===== THE INPUT
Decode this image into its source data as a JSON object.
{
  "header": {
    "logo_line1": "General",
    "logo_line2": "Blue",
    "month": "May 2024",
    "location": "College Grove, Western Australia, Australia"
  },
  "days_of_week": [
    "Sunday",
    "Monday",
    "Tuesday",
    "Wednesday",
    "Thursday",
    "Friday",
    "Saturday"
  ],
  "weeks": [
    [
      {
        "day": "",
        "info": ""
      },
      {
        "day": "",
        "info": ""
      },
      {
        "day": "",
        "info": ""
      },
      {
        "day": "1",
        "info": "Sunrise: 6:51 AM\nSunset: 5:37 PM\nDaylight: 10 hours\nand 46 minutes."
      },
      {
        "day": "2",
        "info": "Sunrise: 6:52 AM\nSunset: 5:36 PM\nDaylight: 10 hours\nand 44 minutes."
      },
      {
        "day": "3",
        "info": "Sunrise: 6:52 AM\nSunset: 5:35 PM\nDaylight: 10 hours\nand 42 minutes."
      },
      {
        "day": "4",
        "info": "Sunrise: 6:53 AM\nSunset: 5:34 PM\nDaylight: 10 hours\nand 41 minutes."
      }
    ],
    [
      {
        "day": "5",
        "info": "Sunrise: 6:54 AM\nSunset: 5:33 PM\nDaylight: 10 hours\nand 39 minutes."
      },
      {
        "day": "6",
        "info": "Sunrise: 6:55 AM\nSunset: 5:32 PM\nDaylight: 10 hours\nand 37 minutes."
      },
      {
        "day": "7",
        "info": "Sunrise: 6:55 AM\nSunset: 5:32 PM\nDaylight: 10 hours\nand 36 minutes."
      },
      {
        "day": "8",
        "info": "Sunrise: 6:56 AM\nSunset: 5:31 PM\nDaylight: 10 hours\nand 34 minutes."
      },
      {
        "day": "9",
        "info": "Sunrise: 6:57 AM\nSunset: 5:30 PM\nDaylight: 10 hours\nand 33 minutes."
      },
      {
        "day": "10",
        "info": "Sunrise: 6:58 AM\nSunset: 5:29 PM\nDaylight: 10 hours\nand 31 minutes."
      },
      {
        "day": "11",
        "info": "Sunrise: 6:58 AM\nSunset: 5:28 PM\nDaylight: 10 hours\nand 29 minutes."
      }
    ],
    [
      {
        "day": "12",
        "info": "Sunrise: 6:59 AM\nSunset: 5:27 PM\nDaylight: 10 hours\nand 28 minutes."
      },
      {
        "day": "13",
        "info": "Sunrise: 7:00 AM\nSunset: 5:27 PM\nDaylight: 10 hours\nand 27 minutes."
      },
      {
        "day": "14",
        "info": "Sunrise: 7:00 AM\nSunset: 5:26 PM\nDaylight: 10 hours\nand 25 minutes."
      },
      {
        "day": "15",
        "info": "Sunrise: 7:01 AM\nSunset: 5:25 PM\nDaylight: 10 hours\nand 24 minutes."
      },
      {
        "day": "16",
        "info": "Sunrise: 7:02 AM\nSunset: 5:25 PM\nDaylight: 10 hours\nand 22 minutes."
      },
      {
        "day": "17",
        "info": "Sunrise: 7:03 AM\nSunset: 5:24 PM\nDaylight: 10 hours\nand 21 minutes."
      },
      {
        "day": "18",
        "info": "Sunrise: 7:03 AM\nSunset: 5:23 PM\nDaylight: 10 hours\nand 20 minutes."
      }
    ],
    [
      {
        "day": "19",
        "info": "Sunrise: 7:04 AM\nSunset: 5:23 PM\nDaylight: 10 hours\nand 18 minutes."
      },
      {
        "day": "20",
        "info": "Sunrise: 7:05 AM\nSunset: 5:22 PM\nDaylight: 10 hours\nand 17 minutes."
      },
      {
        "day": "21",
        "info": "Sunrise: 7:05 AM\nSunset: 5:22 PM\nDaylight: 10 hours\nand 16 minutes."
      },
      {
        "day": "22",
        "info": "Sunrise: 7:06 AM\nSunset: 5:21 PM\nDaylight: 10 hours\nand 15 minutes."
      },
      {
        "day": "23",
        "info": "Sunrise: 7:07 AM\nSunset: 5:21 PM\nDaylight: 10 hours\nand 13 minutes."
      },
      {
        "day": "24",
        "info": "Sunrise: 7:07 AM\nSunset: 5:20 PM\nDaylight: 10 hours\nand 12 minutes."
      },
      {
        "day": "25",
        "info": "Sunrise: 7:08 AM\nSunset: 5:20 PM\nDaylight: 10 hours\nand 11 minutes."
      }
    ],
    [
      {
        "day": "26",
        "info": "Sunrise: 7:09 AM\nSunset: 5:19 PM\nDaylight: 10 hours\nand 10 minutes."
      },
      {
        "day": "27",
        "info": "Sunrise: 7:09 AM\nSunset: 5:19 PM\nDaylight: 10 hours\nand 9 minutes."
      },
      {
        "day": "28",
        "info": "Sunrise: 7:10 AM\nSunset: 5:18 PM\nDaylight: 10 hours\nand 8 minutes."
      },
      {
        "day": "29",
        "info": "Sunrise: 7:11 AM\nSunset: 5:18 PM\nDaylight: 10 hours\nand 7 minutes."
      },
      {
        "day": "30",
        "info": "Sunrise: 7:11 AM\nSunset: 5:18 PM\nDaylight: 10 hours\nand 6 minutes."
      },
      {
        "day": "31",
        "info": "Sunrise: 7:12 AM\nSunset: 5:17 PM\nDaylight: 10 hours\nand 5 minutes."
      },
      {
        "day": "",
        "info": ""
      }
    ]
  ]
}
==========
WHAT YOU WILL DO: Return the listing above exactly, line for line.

RESPONSE TO THE TASK:
Decode this image into its source data as a JSON object.
{
  "header": {
    "logo_line1": "General",
    "logo_line2": "Blue",
    "month": "May 2024",
    "location": "College Grove, Western Australia, Australia"
  },
  "days_of_week": [
    "Sunday",
    "Monday",
    "Tuesday",
    "Wednesday",
    "Thursday",
    "Friday",
    "Saturday"
  ],
  "weeks": [
    [
      {
        "day": "",
        "info": ""
      },
      {
        "day": "",
        "info": ""
      },
      {
        "day": "",
        "info": ""
      },
      {
        "day": "1",
        "info": "Sunrise: 6:51 AM\nSunset: 5:37 PM\nDaylight: 10 hours\nand 46 minutes."
      },
      {
        "day": "2",
        "info": "Sunrise: 6:52 AM\nSunset: 5:36 PM\nDaylight: 10 hours\nand 44 minutes."
      },
      {
        "day": "3",
        "info": "Sunrise: 6:52 AM\nSunset: 5:35 PM\nDaylight: 10 hours\nand 42 minutes."
      },
      {
        "day": "4",
        "info": "Sunrise: 6:53 AM\nSunset: 5:34 PM\nDaylight: 10 hours\nand 41 minutes."
      }
    ],
    [
      {
        "day": "5",
        "info": "Sunrise: 6:54 AM\nSunset: 5:33 PM\nDaylight: 10 hours\nand 39 minutes."
      },
      {
        "day": "6",
        "info": "Sunrise: 6:55 AM\nSunset: 5:32 PM\nDaylight: 10 hours\nand 37 minutes."
      },
      {
        "day": "7",
        "info": "Sunrise: 6:55 AM\nSunset: 5:32 PM\nDaylight: 10 hours\nand 36 minutes."
      },
      {
        "day": "8",
        "info": "Sunrise: 6:56 AM\nSunset: 5:31 PM\nDaylight: 10 hours\nand 34 minutes."
      },
      {
        "day": "9",
        "info": "Sunrise: 6:57 AM\nSunset: 5:30 PM\nDaylight: 10 hours\nand 33 minutes."
      },
      {
        "day": "10",
        "info": "Sunrise: 6:58 AM\nSunset: 5:29 PM\nDaylight: 10 hours\nand 31 minutes."
      },
      {
        "day": "11",
        "info": "Sunrise: 6:58 AM\nSunset: 5:28 PM\nDaylight: 10 hours\nand 29 minutes."
      }
    ],
    [
      {
        "day": "12",
        "info": "Sunrise: 6:59 AM\nSunset: 5:27 PM\nDaylight: 10 hours\nand 28 minutes."
      },
      {
        "day": "13",
        "info": "Sunrise: 7:00 AM\nSunset: 5:27 PM\nDaylight: 10 hours\nand 27 minutes."
      },
      {
        "day": "14",
        "info": "Sunrise: 7:00 AM\nSunset: 5:26 PM\nDaylight: 10 hours\nand 25 minutes."
      },
      {
        "day": "15",
        "info": "Sunrise: 7:01 AM\nSunset: 5:25 PM\nDaylight: 10 hours\nand 24 minutes."
      },
      {
        "day": "16",
        "info": "Sunrise: 7:02 AM\nSunset: 5:25 PM\nDaylight: 10 hours\nand 22 minutes."
      },
      {
        "day": "17",
        "info": "Sunrise: 7:03 AM\nSunset: 5:24 PM\nDaylight: 10 hours\nand 21 minutes."
      },
      {
        "day": "18",
        "info": "Sunrise: 7:03 AM\nSunset: 5:23 PM\nDaylight: 10 hours\nand 20 minutes."
      }
    ],
    [
      {
        "day": "19",
        "info": "Sunrise: 7:04 AM\nSunset: 5:23 PM\nDaylight: 10 hours\nand 18 minutes."
      },
      {
        "day": "20",
        "info": "Sunrise: 7:05 AM\nSunset: 5:22 PM\nDaylight: 10 hours\nand 17 minutes."
      },
      {
        "day": "21",
        "info": "Sunrise: 7:05 AM\nSunset: 5:22 PM\nDaylight: 10 hours\nand 16 minutes."
      },
      {
        "day": "22",
        "info": "Sunrise: 7:06 AM\nSunset: 5:21 PM\nDaylight: 10 hours\nand 15 minutes."
      },
      {
        "day": "23",
        "info": "Sunrise: 7:07 AM\nSunset: 5:21 PM\nDaylight: 10 hours\nand 13 minutes."
      },
      {
        "day": "24",
        "info": "Sunrise: 7:07 AM\nSunset: 5:20 PM\nDaylight: 10 hours\nand 12 minutes."
      },
      {
        "day": "25",
        "info": "Sunrise: 7:08 AM\nSunset: 5:20 PM\nDaylight: 10 hours\nand 11 minutes."
      }
    ],
    [
      {
        "day": "26",
        "info": "Sunrise: 7:09 AM\nSunset: 5:19 PM\nDaylight: 10 hours\nand 10 minutes."
      },
      {
        "day": "27",
        "info": "Sunrise: 7:09 AM\nSunset: 5:19 PM\nDaylight: 10 hours\nand 9 minutes."
      },
      {
        "day": "28",
        "info": "Sunrise: 7:10 AM\nSunset: 5:18 PM\nDaylight: 10 hours\nand 8 minutes."
      },
      {
        "day": "29",
        "info": "Sunrise: 7:11 AM\nSunset: 5:18 PM\nDaylight: 10 hours\nand 7 minutes."
      },
      {
        "day": "30",
        "info": "Sunrise: 7:11 AM\nSunset: 5:18 PM\nDaylight: 10 hours\nand 6 minutes."
      },
      {
        "day": "31",
        "info": "Sunrise: 7:12 AM\nSunset: 5:17 PM\nDaylight: 10 hours\nand 5 minutes."
      },
      {
        "day": "",
        "info": ""
      }
    ]
  ]
}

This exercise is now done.